With so much talk of green pathway out of our problems, Sean Roberti looks at how this would work in practice.
Apart from the ‘Dot-Com’ bust in 2000, the last four major global recessions all followed a spike in oil prices. In July 2008, when prices surged to over $147 a barrel, transport and food prices around the world were pushed up. Central banks responded by raising interest rates, which burst a massive credit bubble and triggered the banking crisis. Two months later, Lehman Brothers collapsed. By the end of the year Europe and the US were in recession and unemployment was soaring. Because of the level of our dependence on oil, the next recession could be less than five years away.
Last year, Ireland’s greenhouse gas emissions fell by an astonishing 8%, the first fall in two decades. Don’t get too carried away though: much of this was due to the economic downturn. It included an amazing 20% drop in emissions from the industrial and commercial sector. We actually have a realistic chance of meeting our Kyoto targets for 2012.
There are some very exciting developments in green technology that could help Ireland recover from its current financial
difficulties. We have an unprecedented opportunity to turn our system around and become a thriving low-carbon economy. Enough wind blows over the Ireland to generate all of our electricity many times over. We could also earn massive amounts of money by exporting surplus electricity to the UK and mainland Europe.
The main problem we must first overcome is that wind is intermittent. There needs to be a way to store wind energy so that it can be used when the weather is calm. Fortunately, a group of volunteers with expertise in areas such as engineering and business have found a way to do this. The group, which call themselves ‘Spirit of Ireland’, suggest using surplus electricity to pump sea water into large U-shaped valleys on Ireland’s west coast. When the weather is calm, electricity can be generated by releasing this water through hydroelectric dams back into the sea. Some of the valleys are so big they could store enough energy to power the country for two and a half days.
This is not an empty or unrealistic vision. The group has researched its plan extensively and demonstrated its viability. To make it work, our electricity grid needs to be improved and dams need to be built along the U-shaped valleys to contain the water. We are one of the richest countries in the world in terms of wind energy potential per person. The wind that blows over Ireland could be worth tens of billions of euros per year, enough to pay off the Anglo debt in less than 18 months.

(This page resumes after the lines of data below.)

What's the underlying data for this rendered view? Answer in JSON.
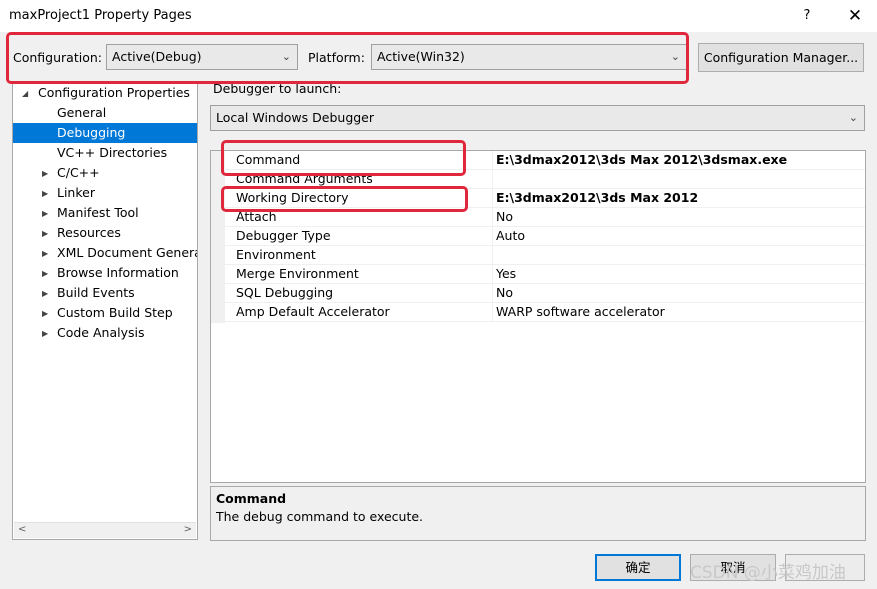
{
  "window": {
    "title": "maxProject1 Property Pages",
    "help_glyph": "?",
    "close_glyph": "✕"
  },
  "toolbar": {
    "configuration_label": "Configuration:",
    "configuration_value": "Active(Debug)",
    "platform_label": "Platform:",
    "platform_value": "Active(Win32)",
    "config_manager_label": "Configuration Manager..."
  },
  "tree": {
    "root_label": "Configuration Properties",
    "items": [
      {
        "label": "General",
        "expandable": false,
        "selected": false
      },
      {
        "label": "Debugging",
        "expandable": false,
        "selected": true
      },
      {
        "label": "VC++ Directories",
        "expandable": false,
        "selected": false
      },
      {
        "label": "C/C++",
        "expandable": true,
        "selected": false
      },
      {
        "label": "Linker",
        "expandable": true,
        "selected": false
      },
      {
        "label": "Manifest Tool",
        "expandable": true,
        "selected": false
      },
      {
        "label": "Resources",
        "expandable": true,
        "selected": false
      },
      {
        "label": "XML Document Generat",
        "expandable": true,
        "selected": false
      },
      {
        "label": "Browse Information",
        "expandable": true,
        "selected": false
      },
      {
        "label": "Build Events",
        "expandable": true,
        "selected": false
      },
      {
        "label": "Custom Build Step",
        "expandable": true,
        "selected": false
      },
      {
        "label": "Code Analysis",
        "expandable": true,
        "selected": false
      }
    ]
  },
  "debugger": {
    "launch_label": "Debugger to launch:",
    "launch_value": "Local Windows Debugger"
  },
  "properties": [
    {
      "name": "Command",
      "value": "E:\\3dmax2012\\3ds Max 2012\\3dsmax.exe",
      "bold": true
    },
    {
      "name": "Command Arguments",
      "value": "",
      "bold": false
    },
    {
      "name": "Working Directory",
      "value": "E:\\3dmax2012\\3ds Max 2012",
      "bold": true
    },
    {
      "name": "Attach",
      "value": "No",
      "bold": false
    },
    {
      "name": "Debugger Type",
      "value": "Auto",
      "bold": false
    },
    {
      "name": "Environment",
      "value": "",
      "bold": false
    },
    {
      "name": "Merge Environment",
      "value": "Yes",
      "bold": false
    },
    {
      "name": "SQL Debugging",
      "value": "No",
      "bold": false
    },
    {
      "name": "Amp Default Accelerator",
      "value": "WARP software accelerator",
      "bold": false
    }
  ],
  "description": {
    "title": "Command",
    "text": "The debug command to execute."
  },
  "footer": {
    "ok_label": "确定",
    "cancel_label": "取消",
    "watermark": "CSDN @小菜鸡加油"
  },
  "colors": {
    "selection": "#0078d7",
    "highlight_box": "#e0283c"
  }
}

It is vitally important that we become less dependent on oil. If we don’t, we can expect serious economic problems in years to come, as petrol and diesel prices go through the roof and just about everything becomes more expensive. Nearly all of our cars today are powered by petrol or diesel. Green Party minister Eamon Ryan recently secured a deal to bring electric cars to Ireland. Nissan will supply its five-seater LEAF hatch back in early 2011. Renault will launch its light commercial Kangaroo Z.E. later in the year, and its Fluence Z.E. in early 2012. Over 2,000 electric cars are expected to be on the roads this time next year. As part of the deal, the ESB is installing 3,500 charging points nationwide by December 2011. The government is also offering a €5,000 grant to anyone who buys an electric car.
Eric Basset, managing director of Renault Ireland, explained: “Due to its relatively small size, Ireland is ideally suited for the introduction of electric vehicles and as a pilot for the rest of Europe. As the population of Ireland is predominantly centred around the major urban areas of Dublin, Cork, Limerick, Galway and Waterford, and with the average vehicle covering approximately 75 km per day, electric vehicles are ideally suited to address the every day needs of both private and business use.”
There’s another exciting development right here in Cork that could help millions of people worldwide to save money and cut their CO2 emissions. Avego is a software application that matches car drivers with passengers who want to travel on the same route. All a driver has to do is let the iPhone App run. Avego notifies the driver whenever someone nearby wants a lift. A passenger can book a ride any time using a computer or an internet enabled mobile phone. The ride is much cheaper than a taxi and the transaction is handled automatically by the software. Headquartered in Kinsale, Co. Cork, Avego has won some highly prestigious awards and is being piloted right here in UCC.